(Stored records)

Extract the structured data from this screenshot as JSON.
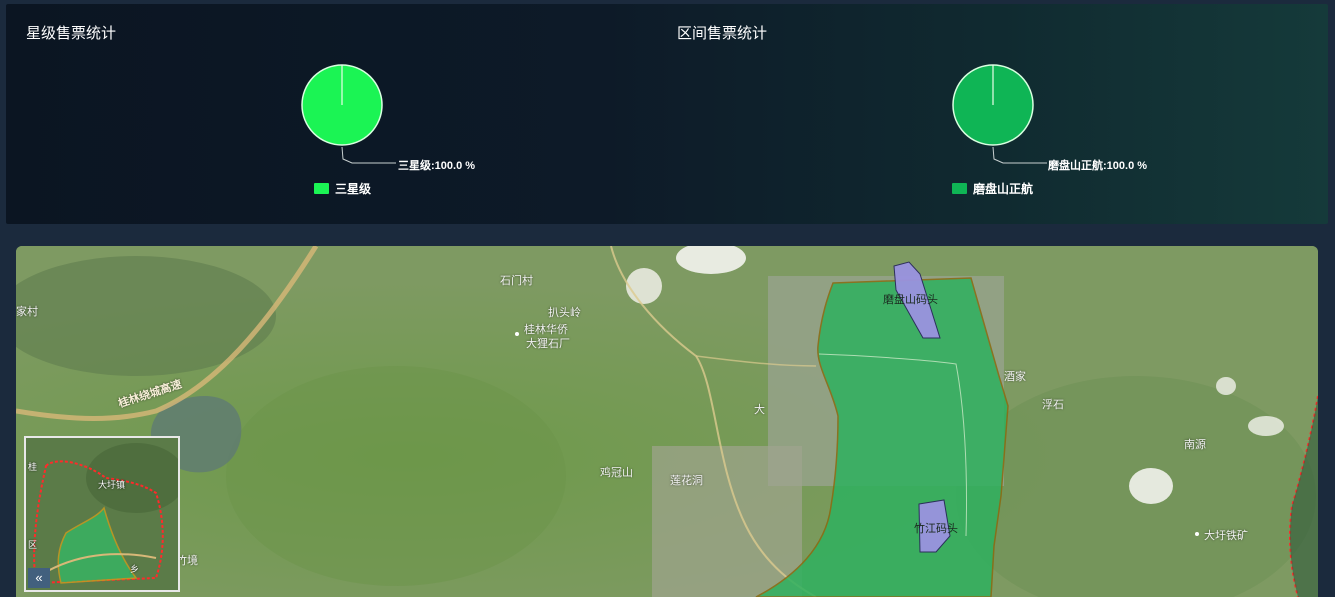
{
  "star_stats": {
    "title": "星级售票统计",
    "pie_label": "三星级:100.0 %",
    "legend": "三星级",
    "color": "#1bf454"
  },
  "section_stats": {
    "title": "区间售票统计",
    "pie_label": "磨盘山正航:100.0 %",
    "legend": "磨盘山正航",
    "color": "#0fb555"
  },
  "map": {
    "labels": {
      "shimencun": "石门村",
      "jiacun": "家村",
      "patouling": "扒头岭",
      "guilin_huaqiao": "桂林华侨",
      "dali_shichang": "大狸石厂",
      "highway": "桂林绕城高速",
      "da": "大",
      "jiguanshan": "鸡冠山",
      "lianhuadong": "莲花洞",
      "jiujia": "酒家",
      "fushi": "浮石",
      "nanyuan": "南源",
      "dayu_tiekuang": "大圩铁矿",
      "mopanshan_matou": "磨盘山码头",
      "zhujiang_matou": "竹江码头",
      "zhujing": "竹境"
    },
    "overview": {
      "collapse_label": "«",
      "labels": {
        "t1": "桂",
        "t2": "大圩镇",
        "t3": "乡",
        "t4": "区"
      }
    }
  }
}
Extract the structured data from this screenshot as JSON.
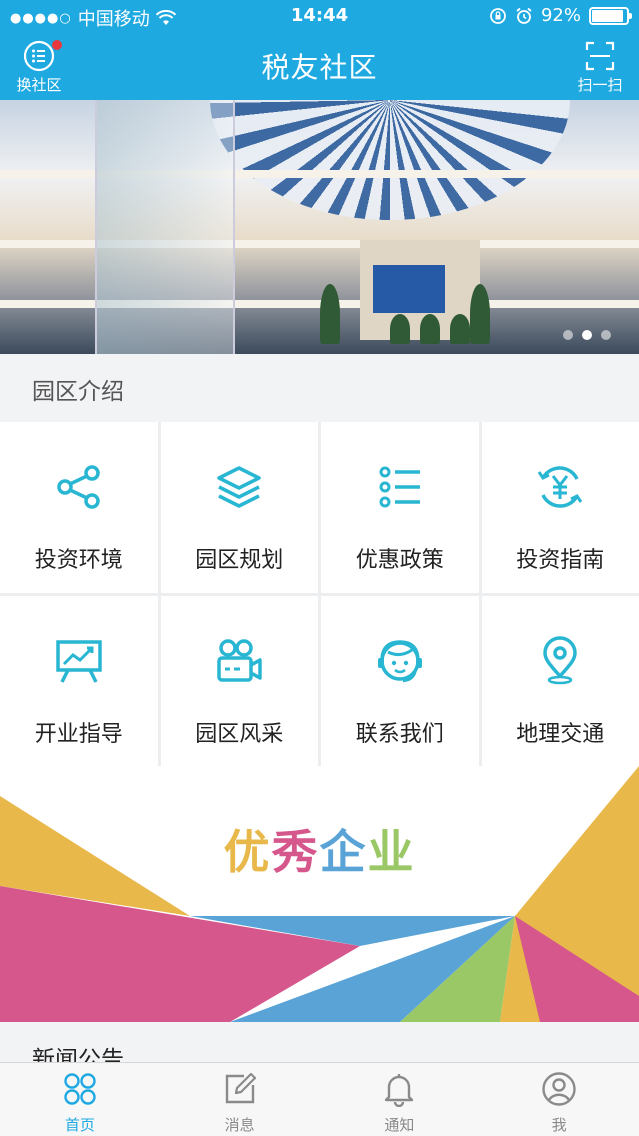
{
  "status_bar": {
    "carrier": "中国移动",
    "time": "14:44",
    "battery": "92%",
    "battery_level": 0.92
  },
  "header": {
    "title": "税友社区",
    "left_label": "换社区",
    "right_label": "扫一扫"
  },
  "banner": {
    "slides": 3,
    "active_index": 1
  },
  "section": {
    "title": "园区介绍"
  },
  "grid": [
    {
      "label": "投资环境",
      "icon": "share-icon"
    },
    {
      "label": "园区规划",
      "icon": "layers-icon"
    },
    {
      "label": "优惠政策",
      "icon": "list-icon"
    },
    {
      "label": "投资指南",
      "icon": "yuan-exchange-icon"
    },
    {
      "label": "开业指导",
      "icon": "presentation-chart-icon"
    },
    {
      "label": "园区风采",
      "icon": "video-camera-icon"
    },
    {
      "label": "联系我们",
      "icon": "customer-service-icon"
    },
    {
      "label": "地理交通",
      "icon": "location-pin-icon"
    }
  ],
  "promo": {
    "title": "优秀企业"
  },
  "news": {
    "title": "新闻公告"
  },
  "tabbar": [
    {
      "label": "首页",
      "icon": "home-grid-icon",
      "active": true
    },
    {
      "label": "消息",
      "icon": "edit-icon",
      "active": false
    },
    {
      "label": "通知",
      "icon": "bell-icon",
      "active": false
    },
    {
      "label": "我",
      "icon": "user-icon",
      "active": false
    }
  ],
  "colors": {
    "primary": "#1fa9e1",
    "icon": "#29b6d2",
    "promo_yellow": "#e8b84b",
    "promo_pink": "#d6578b",
    "promo_blue": "#5aa3d6",
    "promo_green": "#9bc866"
  }
}
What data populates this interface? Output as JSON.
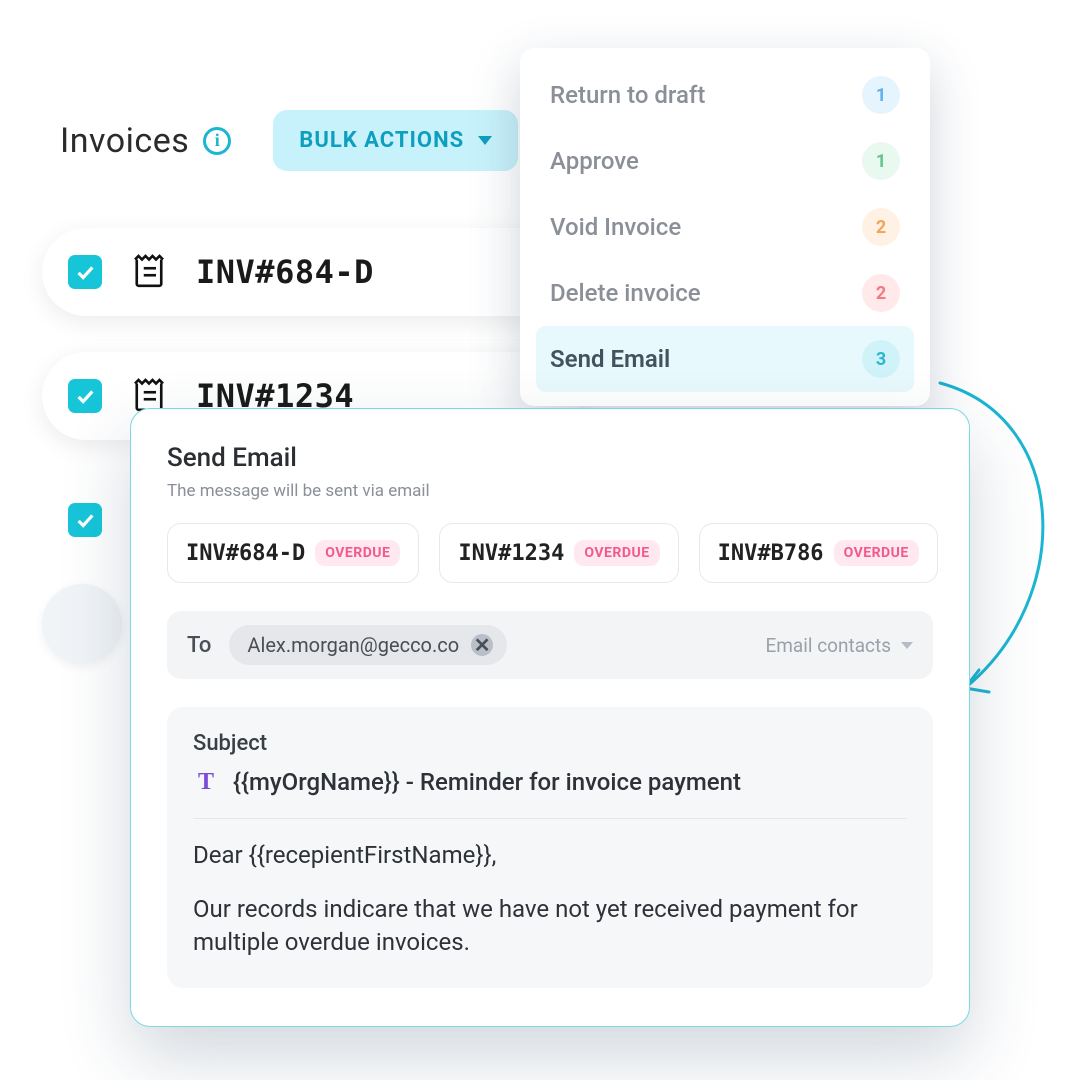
{
  "header": {
    "title": "Invoices",
    "bulk_label": "BULK ACTIONS"
  },
  "menu": {
    "items": [
      {
        "label": "Return to draft",
        "badge": "1",
        "color": "b-blue"
      },
      {
        "label": "Approve",
        "badge": "1",
        "color": "b-green"
      },
      {
        "label": "Void Invoice",
        "badge": "2",
        "color": "b-orange"
      },
      {
        "label": "Delete invoice",
        "badge": "2",
        "color": "b-pink"
      },
      {
        "label": "Send Email",
        "badge": "3",
        "color": "b-teal",
        "selected": true
      }
    ]
  },
  "list": {
    "rows": [
      {
        "id": "INV#684-D"
      },
      {
        "id": "INV#1234"
      }
    ]
  },
  "modal": {
    "title": "Send Email",
    "sub": "The message will be sent via email",
    "chips": [
      {
        "id": "INV#684-D",
        "status": "OVERDUE"
      },
      {
        "id": "INV#1234",
        "status": "OVERDUE"
      },
      {
        "id": "INV#B786",
        "status": "OVERDUE"
      }
    ],
    "to_label": "To",
    "to_email": "Alex.morgan@gecco.co",
    "contacts_label": "Email contacts",
    "subject_label": "Subject",
    "subject_value": "{{myOrgName}} - Reminder for invoice payment",
    "body_line1": "Dear {{recepientFirstName}},",
    "body_line2": "Our records indicare that we have not yet received payment for multiple overdue invoices."
  }
}
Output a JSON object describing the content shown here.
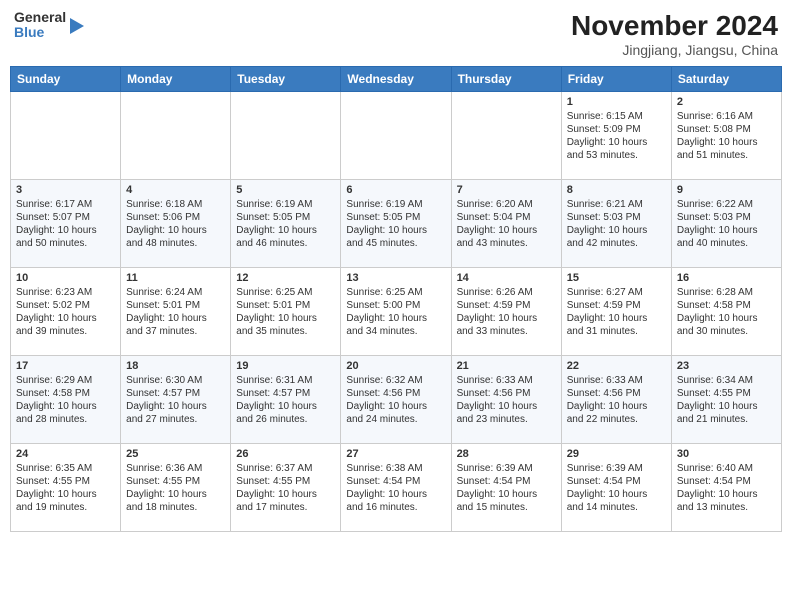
{
  "logo": {
    "line1": "General",
    "line2": "Blue"
  },
  "title": "November 2024",
  "subtitle": "Jingjiang, Jiangsu, China",
  "weekdays": [
    "Sunday",
    "Monday",
    "Tuesday",
    "Wednesday",
    "Thursday",
    "Friday",
    "Saturday"
  ],
  "weeks": [
    [
      {
        "day": "",
        "content": ""
      },
      {
        "day": "",
        "content": ""
      },
      {
        "day": "",
        "content": ""
      },
      {
        "day": "",
        "content": ""
      },
      {
        "day": "",
        "content": ""
      },
      {
        "day": "1",
        "content": "Sunrise: 6:15 AM\nSunset: 5:09 PM\nDaylight: 10 hours\nand 53 minutes."
      },
      {
        "day": "2",
        "content": "Sunrise: 6:16 AM\nSunset: 5:08 PM\nDaylight: 10 hours\nand 51 minutes."
      }
    ],
    [
      {
        "day": "3",
        "content": "Sunrise: 6:17 AM\nSunset: 5:07 PM\nDaylight: 10 hours\nand 50 minutes."
      },
      {
        "day": "4",
        "content": "Sunrise: 6:18 AM\nSunset: 5:06 PM\nDaylight: 10 hours\nand 48 minutes."
      },
      {
        "day": "5",
        "content": "Sunrise: 6:19 AM\nSunset: 5:05 PM\nDaylight: 10 hours\nand 46 minutes."
      },
      {
        "day": "6",
        "content": "Sunrise: 6:19 AM\nSunset: 5:05 PM\nDaylight: 10 hours\nand 45 minutes."
      },
      {
        "day": "7",
        "content": "Sunrise: 6:20 AM\nSunset: 5:04 PM\nDaylight: 10 hours\nand 43 minutes."
      },
      {
        "day": "8",
        "content": "Sunrise: 6:21 AM\nSunset: 5:03 PM\nDaylight: 10 hours\nand 42 minutes."
      },
      {
        "day": "9",
        "content": "Sunrise: 6:22 AM\nSunset: 5:03 PM\nDaylight: 10 hours\nand 40 minutes."
      }
    ],
    [
      {
        "day": "10",
        "content": "Sunrise: 6:23 AM\nSunset: 5:02 PM\nDaylight: 10 hours\nand 39 minutes."
      },
      {
        "day": "11",
        "content": "Sunrise: 6:24 AM\nSunset: 5:01 PM\nDaylight: 10 hours\nand 37 minutes."
      },
      {
        "day": "12",
        "content": "Sunrise: 6:25 AM\nSunset: 5:01 PM\nDaylight: 10 hours\nand 35 minutes."
      },
      {
        "day": "13",
        "content": "Sunrise: 6:25 AM\nSunset: 5:00 PM\nDaylight: 10 hours\nand 34 minutes."
      },
      {
        "day": "14",
        "content": "Sunrise: 6:26 AM\nSunset: 4:59 PM\nDaylight: 10 hours\nand 33 minutes."
      },
      {
        "day": "15",
        "content": "Sunrise: 6:27 AM\nSunset: 4:59 PM\nDaylight: 10 hours\nand 31 minutes."
      },
      {
        "day": "16",
        "content": "Sunrise: 6:28 AM\nSunset: 4:58 PM\nDaylight: 10 hours\nand 30 minutes."
      }
    ],
    [
      {
        "day": "17",
        "content": "Sunrise: 6:29 AM\nSunset: 4:58 PM\nDaylight: 10 hours\nand 28 minutes."
      },
      {
        "day": "18",
        "content": "Sunrise: 6:30 AM\nSunset: 4:57 PM\nDaylight: 10 hours\nand 27 minutes."
      },
      {
        "day": "19",
        "content": "Sunrise: 6:31 AM\nSunset: 4:57 PM\nDaylight: 10 hours\nand 26 minutes."
      },
      {
        "day": "20",
        "content": "Sunrise: 6:32 AM\nSunset: 4:56 PM\nDaylight: 10 hours\nand 24 minutes."
      },
      {
        "day": "21",
        "content": "Sunrise: 6:33 AM\nSunset: 4:56 PM\nDaylight: 10 hours\nand 23 minutes."
      },
      {
        "day": "22",
        "content": "Sunrise: 6:33 AM\nSunset: 4:56 PM\nDaylight: 10 hours\nand 22 minutes."
      },
      {
        "day": "23",
        "content": "Sunrise: 6:34 AM\nSunset: 4:55 PM\nDaylight: 10 hours\nand 21 minutes."
      }
    ],
    [
      {
        "day": "24",
        "content": "Sunrise: 6:35 AM\nSunset: 4:55 PM\nDaylight: 10 hours\nand 19 minutes."
      },
      {
        "day": "25",
        "content": "Sunrise: 6:36 AM\nSunset: 4:55 PM\nDaylight: 10 hours\nand 18 minutes."
      },
      {
        "day": "26",
        "content": "Sunrise: 6:37 AM\nSunset: 4:55 PM\nDaylight: 10 hours\nand 17 minutes."
      },
      {
        "day": "27",
        "content": "Sunrise: 6:38 AM\nSunset: 4:54 PM\nDaylight: 10 hours\nand 16 minutes."
      },
      {
        "day": "28",
        "content": "Sunrise: 6:39 AM\nSunset: 4:54 PM\nDaylight: 10 hours\nand 15 minutes."
      },
      {
        "day": "29",
        "content": "Sunrise: 6:39 AM\nSunset: 4:54 PM\nDaylight: 10 hours\nand 14 minutes."
      },
      {
        "day": "30",
        "content": "Sunrise: 6:40 AM\nSunset: 4:54 PM\nDaylight: 10 hours\nand 13 minutes."
      }
    ]
  ]
}
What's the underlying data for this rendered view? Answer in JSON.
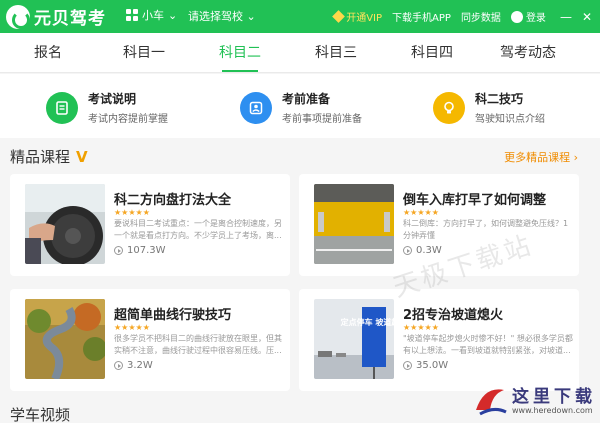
{
  "app": {
    "name": "元贝驾考"
  },
  "topbar": {
    "car_type": "小车",
    "school": "请选择驾校",
    "vip": "开通VIP",
    "download": "下载手机APP",
    "sync": "同步数据",
    "login": "登录",
    "minimize": "—",
    "close": "✕"
  },
  "nav": {
    "tabs": [
      "报名",
      "科目一",
      "科目二",
      "科目三",
      "科目四",
      "驾考动态"
    ],
    "active_index": 2
  },
  "features": [
    {
      "title": "考试说明",
      "subtitle": "考试内容提前掌握",
      "icon": "document-icon",
      "color": "#21c155"
    },
    {
      "title": "考前准备",
      "subtitle": "考前事项提前准备",
      "icon": "user-check-icon",
      "color": "#2e8ff0"
    },
    {
      "title": "科二技巧",
      "subtitle": "驾驶知识点介绍",
      "icon": "lightbulb-icon",
      "color": "#f5b800"
    }
  ],
  "section": {
    "title": "精品课程",
    "badge": "V",
    "more": "更多精品课程 ›"
  },
  "courses": [
    {
      "title": "科二方向盘打法大全",
      "stars": "★★★★★",
      "desc": "要说科目二考试重点：一个是离合控制速度，另一个就是看点打方向。不少学员上了考场，离...",
      "views": "107.3W"
    },
    {
      "title": "倒车入库打早了如何调整",
      "stars": "★★★★★",
      "desc": "科二倒库：方向打早了，如何调整避免压线？1分钟弄懂",
      "views": "0.3W"
    },
    {
      "title": "超简单曲线行驶技巧",
      "stars": "★★★★★",
      "desc": "很多学员不把科目二的曲线行驶放在眼里，但其实稍不注意，曲线行驶过程中很容易压线。压...",
      "views": "3.2W"
    },
    {
      "title": "2招专治坡道熄火",
      "stars": "★★★★★",
      "desc": "\"坡道停车起步熄火时惨不好！\" 想必很多学员都有以上想法。一看到坡道就特别紧张，对坡道...",
      "views": "35.0W"
    }
  ],
  "bottom_section": {
    "title": "学车视频"
  },
  "sign_text": "定点停车 坡道起步",
  "watermark": {
    "center": "天极下载站",
    "corner_text": "这里下载",
    "corner_url": "www.heredown.com"
  }
}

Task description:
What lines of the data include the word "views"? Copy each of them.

Exercise answer:
      "views": "107.3W"
      "views": "0.3W"
      "views": "3.2W"
      "views": "35.0W"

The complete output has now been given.